December 27, 2012
I hope all had a wonderful Christmas. It is during this time, the week between Christmas and New Year's, that I spend time cleaning off my desk and sorting my papers in preparation for the tax man. As depressing as it is to know that we will probably owe taxes this April, it is strangely cathartic to clear off the desk and start fresh for next year. Among the piles of papers is the book A field guide to fabric design by Kimberly Kight of the True Up blog.
Fabric design, or textile surface design, has long fascinated me. The ability to play with the color, proportion, and spacing of a design through a repeat is very intriguing. Kight briefly explores different styles, design and color fundamentals as applied to textiles. This includes a look at both digital and traditional design techniques. The meat of the book is the explanation of how repeats are created, including different repeat styles. Both digital and traditional (hand drawn) techniques are explained. Interspersed throughout the book are comments from fabric designers, both established and just starting out, from which the reader can draw inspiration. Finally, Kight presents ideas of how to print and sell your own fabric. What quickly becomes clear is that textiles fabric designing is a competitive and difficult market.
There are several instructional overviews including hand block printing, screen printing, designing a collection, and textile basics. All are comprehensive and a good foundation for further study and exploration.

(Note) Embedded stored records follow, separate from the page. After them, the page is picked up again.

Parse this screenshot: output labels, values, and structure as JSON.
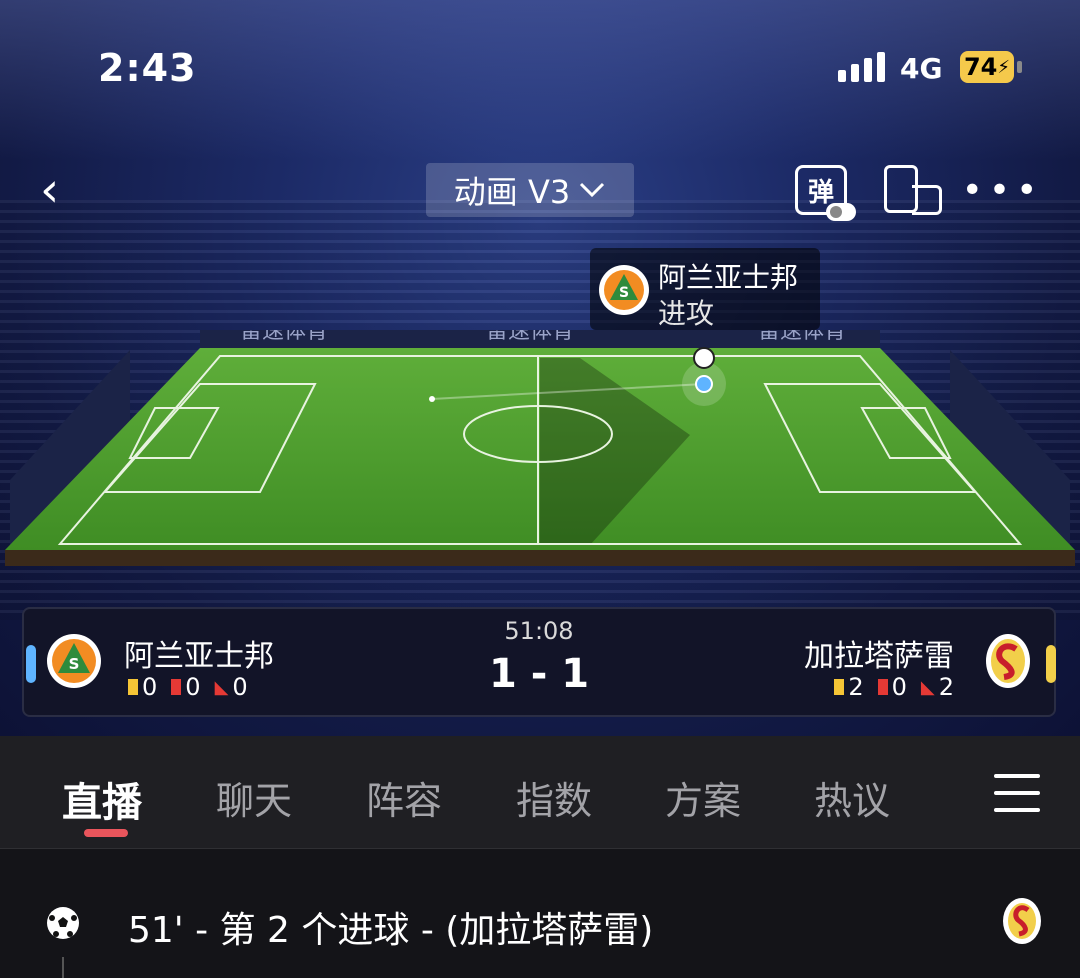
{
  "status_bar": {
    "time": "2:43",
    "network": "4G",
    "battery": "74"
  },
  "toolbar": {
    "version_label": "动画 V3",
    "danmu_label": "弹"
  },
  "field": {
    "brand_text": "雷速体育",
    "popup": {
      "team": "阿兰亚士邦",
      "action": "进攻"
    }
  },
  "match": {
    "minute": "51:08",
    "score": "1 - 1",
    "home": {
      "name": "阿兰亚士邦",
      "yellow": "0",
      "red": "0",
      "corners": "0",
      "color": "#5fb4ff"
    },
    "away": {
      "name": "加拉塔萨雷",
      "yellow": "2",
      "red": "0",
      "corners": "2",
      "color": "#f2cf4a"
    }
  },
  "tabs": [
    {
      "label": "直播",
      "active": true
    },
    {
      "label": "聊天"
    },
    {
      "label": "阵容"
    },
    {
      "label": "指数"
    },
    {
      "label": "方案"
    },
    {
      "label": "热议"
    }
  ],
  "events": [
    {
      "text": "51' - 第 2 个进球 - (加拉塔萨雷)",
      "icon": "soccer-ball-icon"
    }
  ]
}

The book is laid out well and is easy to read and follow. The instructions for designing repeats are clear and easy to understand. Kight strongly encourages the use of Adobe Illustrator and Photoshop because of their common usage in design work. She discourages the use of open source programs such as Gimp and Inkscape, which is unfortunate. Her primary objections to Gimp and Inkscape are the lack of Pantone color palettes*. The objection is valid because Pantone is used to ensure proper color matching. But anyone that has printed fabric knows that colors don't always work out as expected even when using Pantone**. Pantone color palettes are proprietary and that is the reason Gimp and Inkscape do not include them by default. In other words, their exclusion is entirely a legal and financial matter and not anything lacking in the software itself. But the palettes can be acquired (not easily) and added. Also, Pantone has CMYK and RGB equivalents (here is one tutorial) and if you are serious, you can buy a set of color chips and match things up. There will probably be a lot of back and forth until the correct colors are obtained, and that is probably why most designers use Illustrator and Photoshop (because there will be less of that). At the end of the day though, Gimp and Inkscape are just as robust as their commercial counterparts. In a separate blog article, I'll show how easy it is to design repeats using Gimp.
I liked this book a lot and I will reference it when I play around with designs, whether for a desktop wallpaper or for fabric I intend on printing.
*For more information google Gimp and Pantone.
**I managed to design a book cover using only free software and have it printed exactly as expected at one printer and not at another. There are a lot of variables between designing on a screen and a printer's capabilities that can't be completely solved by the use of one color matching system.